We continued on to Nazareth City council where their mayor—who was nothing like ours from Toronto—was a true gentleman. He is focused on bringing the Jews back to his town, as it has become full of Arabs, which isn’t good for the economy and real estate. He has received financial support to build affordable new housing communities that will be gated—his goal is to convince Charedi families to come and build their homes in his community. 

We visited the Elite Chocolate Factory. Pssst. You should speak to the Rav about this pit stop, it was one of his favorites.

We davened at “The House of Love and Prayer.” Yes, you read that correctly! The House of Love and Prayer was Carlebach-style minyan that took two hours to daven because the service included both live music and dancing.

We took a walking tour in the Galil, complete with stunning picturesque views of the mountain named Gamal, aptly named for its Camel-like shape and vultures flying just above us.

We went to the Shofar factory, whose owner felt a calling as a young child to commence making shofars. He even made our Rabbi his very own custom-made shofar right in front of us—and it even came with some free lessons. The Shofar factory was a tough smell to take in and I was more impressed with the growing Etrogim and Pamelo trees that he had in his front yard.  With drips of rain leaking into our bus, we commenced our trip to Shiloh, a sometimes forgotten small town, but an extremely important one within our Jewish history. With gorgeous views of mountain tops and wine vineyards all around, I couldn’t help but take so many pictures.
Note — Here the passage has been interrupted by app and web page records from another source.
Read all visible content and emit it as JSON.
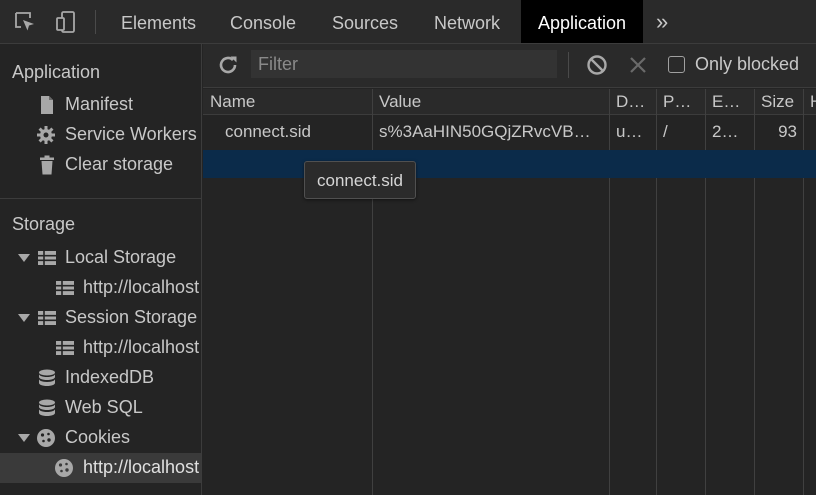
{
  "tabs": [
    {
      "label": "Elements"
    },
    {
      "label": "Console"
    },
    {
      "label": "Sources"
    },
    {
      "label": "Network"
    },
    {
      "label": "Application",
      "active": true
    }
  ],
  "tabs_more": "»",
  "sidebar": {
    "application_title": "Application",
    "application_items": [
      "Manifest",
      "Service Workers",
      "Clear storage"
    ],
    "storage_title": "Storage",
    "storage_items": {
      "local_storage": "Local Storage",
      "local_storage_child": "http://localhost",
      "session_storage": "Session Storage",
      "session_storage_child": "http://localhost",
      "indexeddb": "IndexedDB",
      "websql": "Web SQL",
      "cookies": "Cookies",
      "cookies_child": "http://localhost"
    }
  },
  "toolbar": {
    "filter_placeholder": "Filter",
    "only_blocked_label": "Only blocked",
    "only_blocked_checked": false
  },
  "table": {
    "columns": [
      "Name",
      "Value",
      "D…",
      "P…",
      "E…",
      "Size",
      "H"
    ],
    "rows": [
      {
        "name": "connect.sid",
        "value": "s%3AaHIN50GQjZRvcVB…",
        "domain": "u…",
        "path": "/",
        "expires": "2…",
        "size": "93"
      }
    ]
  },
  "tooltip": "connect.sid",
  "colors": {
    "active_tab": "#000000",
    "selected_row": "#0b2b4a",
    "background": "#242424"
  }
}
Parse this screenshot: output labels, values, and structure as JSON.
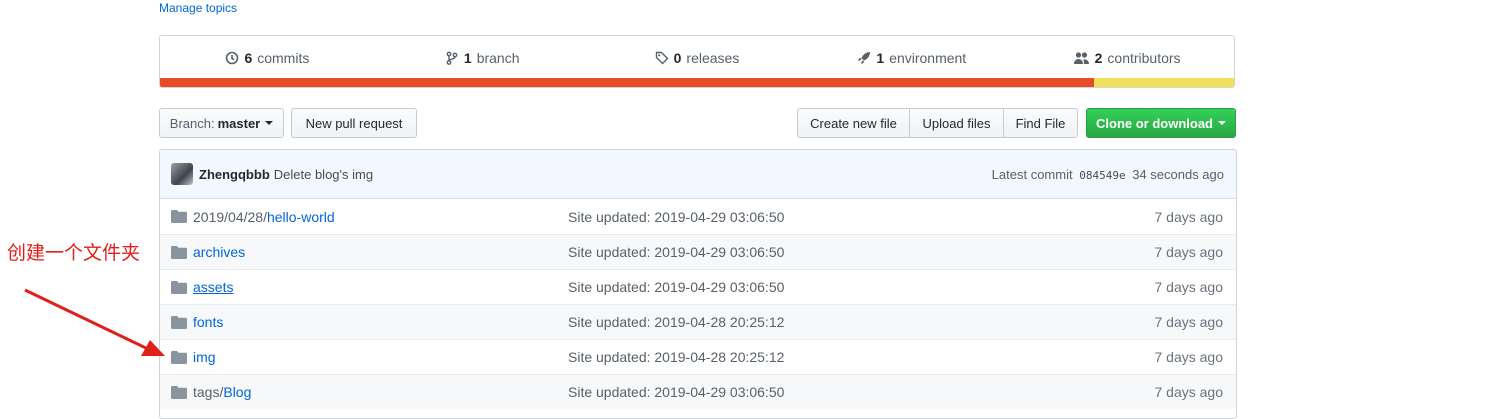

Being able to stand and see areas of where the Shoftim once stood, and to be where the holy Mishkan was once intact was just amazing. It was truly a surreal moment for me, trying to depict that thousands of years ago what historical moments took place in the very same spots we were standing.

It was a good thing a wine tour was next because boy did I need a drink. I’ve never been a wine drinker, truthfully, but that didn’t stop my excitement for the wine tasting up next at the Gvaot winery in Shiloh. After a few drinks, giggles (from Marcy), and jokes it was off to the next stop.

We then went to Sussya, a great little Yishuv. In one area of Sussya where we visited, each Shabbat possesses a risk to the Jewish community there. They have set up small caravans, (trailer-like homes- Yes there are such things as Jewish Trailer Park Folk) and where each Shabbat, police are called out to stop the rock throwing and damage caused by the Arab settlers who are just causing trouble for no reason. Each of the folks we met there truly felt a calling to move to Israel, to make a better life for their children, and have committed themselves to their communities and to the future of Eretz Yisrael.

Our journey continued on and included: Maarat Hamachpela, delivering breakfast treats daily to the Soldiers, meeting with the Soldiers & Army members who are stationed north protecting our borders, visiting the historical grounds of Tzipori, a walking tour of the new wing in the Rambam Hospital, strolling in Haifa near the Buddha gardens, Motzai Shabbat music with David Moshe, touring the Knesset where Stephen Harper was most recently greeted, meeting Knesset member Dov Lipman and speaking to him about his challenges and goals, going to the Techeylet Factory and—one of my most favourites—an impromptu pit stop to a lookout point of the Kinneret where Zemirot were sung as we watched the sun go down.

If there’s one thing I do hope I have accomplished on this written mission, it is that I have translated the passion I felt during the duration of the trip and that perhaps I have changed your thoughts or sparked some interest in your involvement with the BAYT Brotherhood missions in the future.

I’d like to personally thank Marcee (and Rosie) for taking me under their wings from day one. To Larry (and Sue) for ensuring I was always taken care of and Moishe (and Nicole) who made sure that I was always laughing and enjoying the ride along the way. And a special Yasher Koach to Rabbi Korobkin and Karen for those quick tidbits of information that I never got in high school and being the source to go to continuously. Their humbleness and guidance are truly admirable. 

Wishing all my mission family a very happy and healthy Passover.

Submitted by:  Sonya Kaplan

Sun, February 23 2020 28 Shevat 5780